What needs to be done
Each entry must be restated exactly as it appears.

**** Data for the task ****

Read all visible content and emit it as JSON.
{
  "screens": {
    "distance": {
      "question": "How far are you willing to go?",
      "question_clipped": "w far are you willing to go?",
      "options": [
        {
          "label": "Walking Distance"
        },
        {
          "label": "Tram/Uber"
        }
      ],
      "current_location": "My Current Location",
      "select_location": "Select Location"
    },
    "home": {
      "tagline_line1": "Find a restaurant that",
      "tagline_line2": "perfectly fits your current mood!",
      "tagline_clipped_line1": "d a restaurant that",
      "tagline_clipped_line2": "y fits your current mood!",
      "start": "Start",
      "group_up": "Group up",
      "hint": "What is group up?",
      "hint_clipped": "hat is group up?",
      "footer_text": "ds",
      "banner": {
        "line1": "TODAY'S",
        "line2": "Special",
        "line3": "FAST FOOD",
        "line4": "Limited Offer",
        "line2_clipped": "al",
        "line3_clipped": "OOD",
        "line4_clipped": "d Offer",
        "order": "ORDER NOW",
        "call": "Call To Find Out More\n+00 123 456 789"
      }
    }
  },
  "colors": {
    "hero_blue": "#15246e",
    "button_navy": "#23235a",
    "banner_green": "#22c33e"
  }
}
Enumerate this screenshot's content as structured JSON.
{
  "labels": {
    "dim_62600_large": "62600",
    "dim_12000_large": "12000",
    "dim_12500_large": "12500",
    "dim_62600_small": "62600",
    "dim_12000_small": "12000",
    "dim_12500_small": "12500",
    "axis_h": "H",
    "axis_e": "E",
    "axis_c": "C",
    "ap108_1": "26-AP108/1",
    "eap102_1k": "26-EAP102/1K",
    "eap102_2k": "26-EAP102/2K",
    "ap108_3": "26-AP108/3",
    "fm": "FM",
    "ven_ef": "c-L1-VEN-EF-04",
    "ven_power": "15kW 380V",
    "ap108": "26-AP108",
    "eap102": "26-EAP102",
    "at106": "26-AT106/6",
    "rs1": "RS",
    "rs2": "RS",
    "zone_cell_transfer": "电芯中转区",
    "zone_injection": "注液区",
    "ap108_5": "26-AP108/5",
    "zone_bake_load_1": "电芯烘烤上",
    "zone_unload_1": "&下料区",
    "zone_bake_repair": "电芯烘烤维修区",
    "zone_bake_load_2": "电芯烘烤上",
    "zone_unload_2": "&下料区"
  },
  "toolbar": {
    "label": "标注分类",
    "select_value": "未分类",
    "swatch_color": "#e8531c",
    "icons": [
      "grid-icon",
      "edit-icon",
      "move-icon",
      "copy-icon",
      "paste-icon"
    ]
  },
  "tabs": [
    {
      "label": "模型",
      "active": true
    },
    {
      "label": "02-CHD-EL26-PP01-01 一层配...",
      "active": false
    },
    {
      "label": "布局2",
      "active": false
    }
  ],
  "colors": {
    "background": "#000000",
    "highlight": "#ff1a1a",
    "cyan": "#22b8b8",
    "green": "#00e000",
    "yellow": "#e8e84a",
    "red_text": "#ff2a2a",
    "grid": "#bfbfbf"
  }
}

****

Written response
Read all visible content and emit it as JSON.
{
  "screens": {
    "distance": {
      "question": "How far are you willing to go?",
      "question_clipped": "w far are you willing to go?",
      "options": [
        {
          "label": "Walking Distance"
        },
        {
          "label": "Tram/Uber"
        }
      ],
      "current_location": "My Current Location",
      "select_location": "Select Location"
    },
    "home": {
      "tagline_line1": "Find a restaurant that",
      "tagline_line2": "perfectly fits your current mood!",
      "tagline_clipped_line1": "d a restaurant that",
      "tagline_clipped_line2": "y fits your current mood!",
      "start": "Start",
      "group_up": "Group up",
      "hint": "What is group up?",
      "hint_clipped": "hat is group up?",
      "footer_text": "ds",
      "banner": {
        "line1": "TODAY'S",
        "line2": "Special",
        "line3": "FAST FOOD",
        "line4": "Limited Offer",
        "line2_clipped": "al",
        "line3_clipped": "OOD",
        "line4_clipped": "d Offer",
        "order": "ORDER NOW",
        "call": "Call To Find Out More\n+00 123 456 789"
      }
    }
  },
  "colors": {
    "hero_blue": "#15246e",
    "button_navy": "#23235a",
    "banner_green": "#22c33e"
  }
}
Enumerate this screenshot's content as structured JSON.
{
  "labels": {
    "dim_62600_large": "62600",
    "dim_12000_large": "12000",
    "dim_12500_large": "12500",
    "dim_62600_small": "62600",
    "dim_12000_small": "12000",
    "dim_12500_small": "12500",
    "axis_h": "H",
    "axis_e": "E",
    "axis_c": "C",
    "ap108_1": "26-AP108/1",
    "eap102_1k": "26-EAP102/1K",
    "eap102_2k": "26-EAP102/2K",
    "ap108_3": "26-AP108/3",
    "fm": "FM",
    "ven_ef": "c-L1-VEN-EF-04",
    "ven_power": "15kW 380V",
    "ap108": "26-AP108",
    "eap102": "26-EAP102",
    "at106": "26-AT106/6",
    "rs1": "RS",
    "rs2": "RS",
    "zone_cell_transfer": "电芯中转区",
    "zone_injection": "注液区",
    "ap108_5": "26-AP108/5",
    "zone_bake_load_1": "电芯烘烤上",
    "zone_unload_1": "&下料区",
    "zone_bake_repair": "电芯烘烤维修区",
    "zone_bake_load_2": "电芯烘烤上",
    "zone_unload_2": "&下料区"
  },
  "toolbar": {
    "label": "标注分类",
    "select_value": "未分类",
    "swatch_color": "#e8531c",
    "icons": [
      "grid-icon",
      "edit-icon",
      "move-icon",
      "copy-icon",
      "paste-icon"
    ]
  },
  "tabs": [
    {
      "label": "模型",
      "active": true
    },
    {
      "label": "02-CHD-EL26-PP01-01 一层配...",
      "active": false
    },
    {
      "label": "布局2",
      "active": false
    }
  ],
  "colors": {
    "background": "#000000",
    "highlight": "#ff1a1a",
    "cyan": "#22b8b8",
    "green": "#00e000",
    "yellow": "#e8e84a",
    "red_text": "#ff2a2a",
    "grid": "#bfbfbf"
  }
}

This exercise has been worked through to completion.